[Opening Exercise inputs section]

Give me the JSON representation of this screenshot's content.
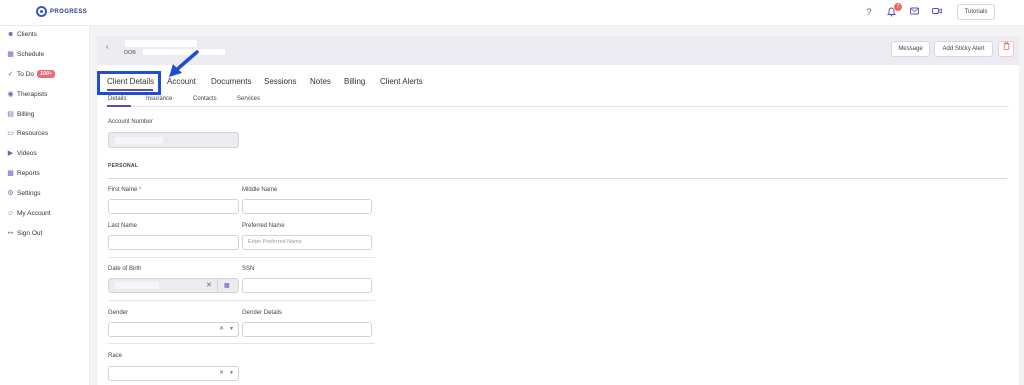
{
  "topbar": {
    "logo_text": "PROGRESS",
    "notification_count": "7",
    "tutorials_label": "Tutorials",
    "icons": [
      "help-icon",
      "bell-icon",
      "mail-icon",
      "video-icon"
    ]
  },
  "sidebar": {
    "items": [
      {
        "label": "Clients",
        "icon": "user-icon"
      },
      {
        "label": "Schedule",
        "icon": "calendar-icon"
      },
      {
        "label": "To Do",
        "icon": "check-circle-icon",
        "badge": "100+"
      },
      {
        "label": "Therapists",
        "icon": "location-icon"
      },
      {
        "label": "Billing",
        "icon": "card-icon"
      },
      {
        "label": "Resources",
        "icon": "folder-icon"
      },
      {
        "label": "Videos",
        "icon": "video-icon"
      },
      {
        "label": "Reports",
        "icon": "bar-chart-icon"
      },
      {
        "label": "Settings",
        "icon": "gear-icon"
      },
      {
        "label": "My Account",
        "icon": "account-circle-icon"
      },
      {
        "label": "Sign Out",
        "icon": "logout-icon"
      }
    ]
  },
  "header": {
    "dob_label": "DOB",
    "message_label": "Message",
    "sticky_alert_label": "Add Sticky Alert"
  },
  "tabs": [
    "Client Details",
    "Account",
    "Documents",
    "Sessions",
    "Notes",
    "Billing",
    "Client Alerts"
  ],
  "subtabs": [
    "Details",
    "Insurance",
    "Contacts",
    "Services"
  ],
  "form": {
    "account_number_label": "Account Number",
    "personal_section": "PERSONAL",
    "first_name_label": "First Name",
    "required_mark": "*",
    "middle_name_label": "Middle Name",
    "last_name_label": "Last Name",
    "preferred_name_label": "Preferred Name",
    "preferred_name_placeholder": "Enter Preferred Name",
    "dob_label": "Date of Birth",
    "ssn_label": "SSN",
    "gender_label": "Gender",
    "gender_details_label": "Gender Details",
    "race_label": "Race"
  },
  "colors": {
    "accent": "#5b4bb8",
    "highlight_box": "#1f4ed6",
    "badge_red": "#ef6a77"
  }
}
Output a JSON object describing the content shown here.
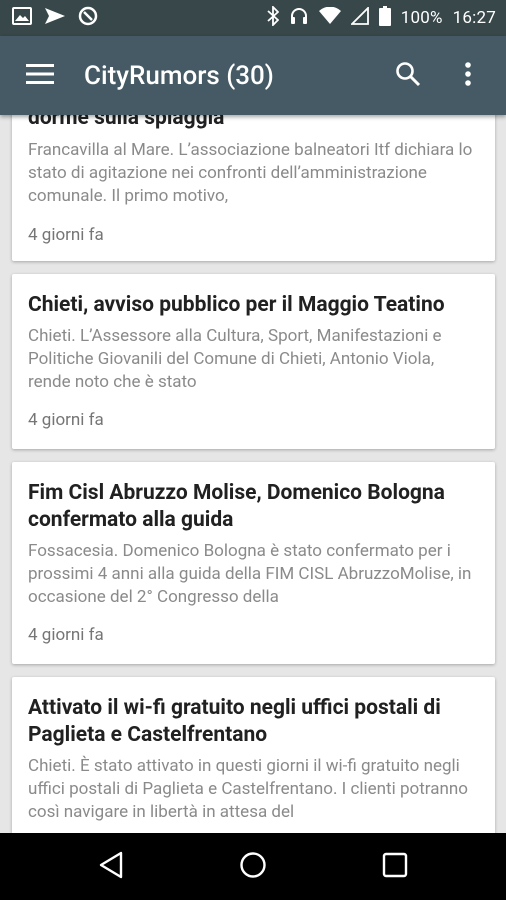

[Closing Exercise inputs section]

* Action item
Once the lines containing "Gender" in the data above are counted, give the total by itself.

* Solution for this problem
2